Apple recently took a stand against apps that mimic big-name titles, syphoning sales away from the makers of titles such as Tiny Wings and Words With Friends. TechCrunch has the story, explaining how it seems that Temple Jump’s rise to the top of the Paid Apps list was the straw that caused Apple to start knocking similar apps off the App Store.
“Rip-off” apps have been a problem in the App Store (as well as on Google’s Android platform) for years now. There have been several instances in which developers have stolen from existing games – often popular Flash-based games found for free on the Internet – and turned them into low-quality but profitable mobile games to capitalize on the popularity of the original. What happened with Temple Jump was similar but somehow more insidious. Instead of lifting a game from the Internet and selling it as if the developer had made the game itself, in the case of Temple Jump, Tiny Wings rip-off Tiny Birds and Words With Friends fake Numbers With Friends, the games are already popular in the App Store.
As TechCrunch points out, there’s currently no way for users to report apps to Apple that are clearly stealing from other apps. Apple purports to screen the apps that make it into the iTunes App Store, but with tens of thousands of apps and games available, it’s hard to fault Apple too much when copies or other less-than-honest apps slip through the cracks. Depending on the circumstances, Apple can be pretty quick about removing apps guilty of copyright infringement and other problems, although the process of lodging such complaints with Apple can be difficult as well. Over the last year, the iPhone maker has gotten a lot better about dealing with problematic apps and getting them removed.
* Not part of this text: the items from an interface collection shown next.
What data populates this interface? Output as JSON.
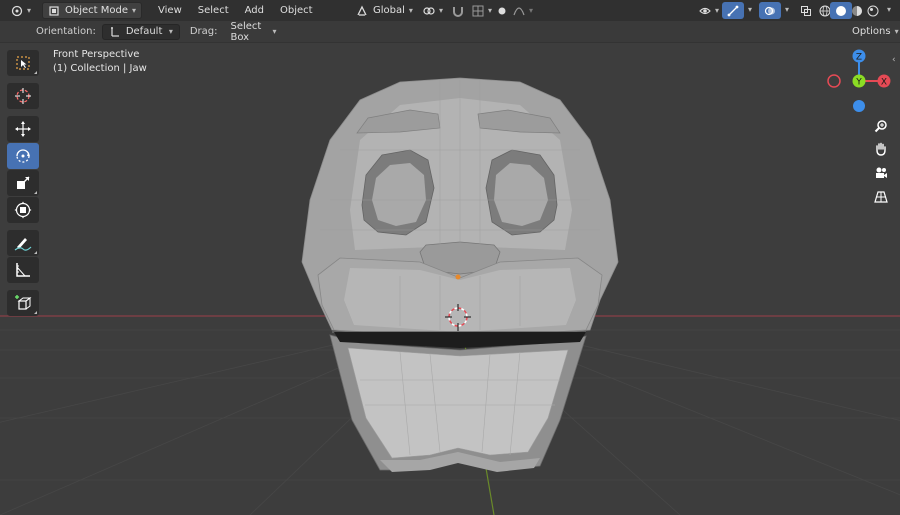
{
  "header": {
    "mode_label": "Object Mode",
    "menus": [
      "View",
      "Select",
      "Add",
      "Object"
    ],
    "transform_orientation": "Global"
  },
  "tool_settings": {
    "orientation_label": "Orientation:",
    "orientation_value": "Default",
    "drag_label": "Drag:",
    "drag_value": "Select Box",
    "options_label": "Options"
  },
  "viewport": {
    "view_name": "Front Perspective",
    "collection_info": "(1) Collection | Jaw"
  },
  "gizmo": {
    "x_label": "X",
    "y_label": "Y",
    "z_label": "Z",
    "colors": {
      "x": "#e64a55",
      "y": "#8bdc24",
      "z": "#3d8eea"
    }
  },
  "tools": [
    {
      "name": "select-box-tool",
      "icon": "select-box-icon",
      "active": false
    },
    {
      "name": "cursor-tool",
      "icon": "cursor-icon",
      "active": false
    },
    {
      "name": "move-tool",
      "icon": "move-icon",
      "active": false
    },
    {
      "name": "rotate-tool",
      "icon": "rotate-icon",
      "active": true
    },
    {
      "name": "scale-tool",
      "icon": "scale-icon",
      "active": false
    },
    {
      "name": "transform-tool",
      "icon": "transform-icon",
      "active": false
    },
    {
      "name": "annotate-tool",
      "icon": "annotate-icon",
      "active": false
    },
    {
      "name": "measure-tool",
      "icon": "measure-icon",
      "active": false
    },
    {
      "name": "add-cube-tool",
      "icon": "add-cube-icon",
      "active": false
    }
  ],
  "colors": {
    "accent": "#4772b3",
    "header_bg": "#303030",
    "viewport_bg": "#3d3d3d",
    "mesh": "#a8a8a8"
  }
}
Still, it can take a while for an app such as Temple Jump to garner enough attention for removal, and in the meantime, those apps tend to draw sales regardless of whether they’re honest or not. In fact, rip-off apps tend to draw attention – and sales – as much because users do know what they’re downloading as don’t. Often fake apps draw a lot of attention and outrage from users, and that attention gives the app more steam than it would otherwise have; as some users decry an app as being a rip-off, others download it out of curiosity. It’s probably a combination of factors that drove Temple Jump to the top of the App Store list, but it’s hard to deny that at least some of those sales should have gone to the legitimate Temple Run.
After Apple’s proactive steps to remove copyright infringing apps from the App Store during the last year, it seems high time for the company to enlist the help of users by adding a button allowing customers to mark apps as infringing or problematic, as TechCrunch notes. Sure, it would likely create some extra baggage for Apple to sift through as apps that don’t deserve the designation catch heat from upset customers. But if Apple means to protect developers and maintain the integrity of its walled garden of a marketplace, having a means of leveraging its huge customer base to identify problematic apps seems like a no-brainer solution.